Visby Class Corvette Case Study

World's First Truely Stealth Vessel Powered by TF™50a Gas Turbines

The world's first truly stealth vessel was recently launched powered by four TF™50A marine aeroderivative gas turbines in a Combined Diesel Or Gas (CODOG) turbine configuration. The Visby-class corvette, also known as the YS 2000 series, was designed and built by Kockums AB at the Karlskrona Shipyard in Sweden.

This flexible stealth vessel takes advantage of the TF50A's high power density, low vibration and noise characteristics and ease of maintenance attributes. The TF50A engines were selected for this project based on the long successful performance history of the TF™ Series engines in U.S. Navy service and for the operational flexibility afforded by the twin turbine per shaft line drive concept. The small size of the TF engines coupled with the cantilever mount from the combining gearbox provides a lightweight, compact propulsion package well suited to the Visby's design.

Vericor Power Systems provided the TF50A gas turbine propulsion module systems, which are combined with two MTU 16V 2000 N90 diesel engines to comprise the ship's main propulsion system. The TF50A gas turbines were manufactured for Vericor Power Systems by Honeywell Engines and Systems.
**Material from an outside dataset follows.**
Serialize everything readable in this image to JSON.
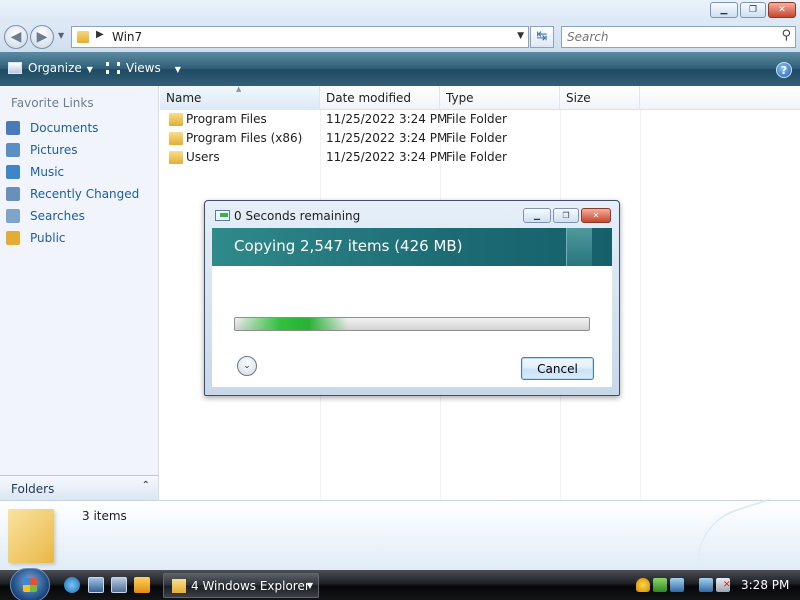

The TF50A gas turbines provide power for medium and high-speed operation, while the diesel engines offer low-speed maneuvering. The CODOG propulsion machinery provides power to two KaMeWa waterjet propulsors instead of conventional propellers. This arrangement provides for better hydro-acoustic signature, lower shipboard noise levels, better maneuverability, lower extreme draught, lower risk of damage and lower maintenance costs. Maximum speed is in excess of 35 knots.

The small size and light weight features of the TF50A allows for the installation of three to four times the horsepower over diesel engines for the same installed weight, and at a lower installed volume. In addition, the TF50A marine gas turbine system can drive a variety of propulsors including fixed and variable pitch propellers, waterjets and, in the case of hovercraft, air props.

The Visby concept was developed as a collaboration between the Defence Materiel Administration (FMV), the Royal Swedish Navy, the Swedish defense industry, the Swedish Defense Research Establishment and Stockholm's Royal Institute of Technology. Kockums AB currently has a total of six Visby-class corvettes on order. The Visby corvette is a flexible surface combatant, designed for a wide range of roles such as anti-surface warfare, anti-submarine warfare, mine counter measures, and patrol. The Visby is designed to minimize all signatures, such as optical and infrared signature, above water acoustic and hydro-acoustic signature, underwater electrical potential and magnetic signature, pressure signature, radar cross section and actively emitted signals. Commissioning of the second Visby corvette is slated for early 2002, with one ship to be commissioned every 12 months thereafter.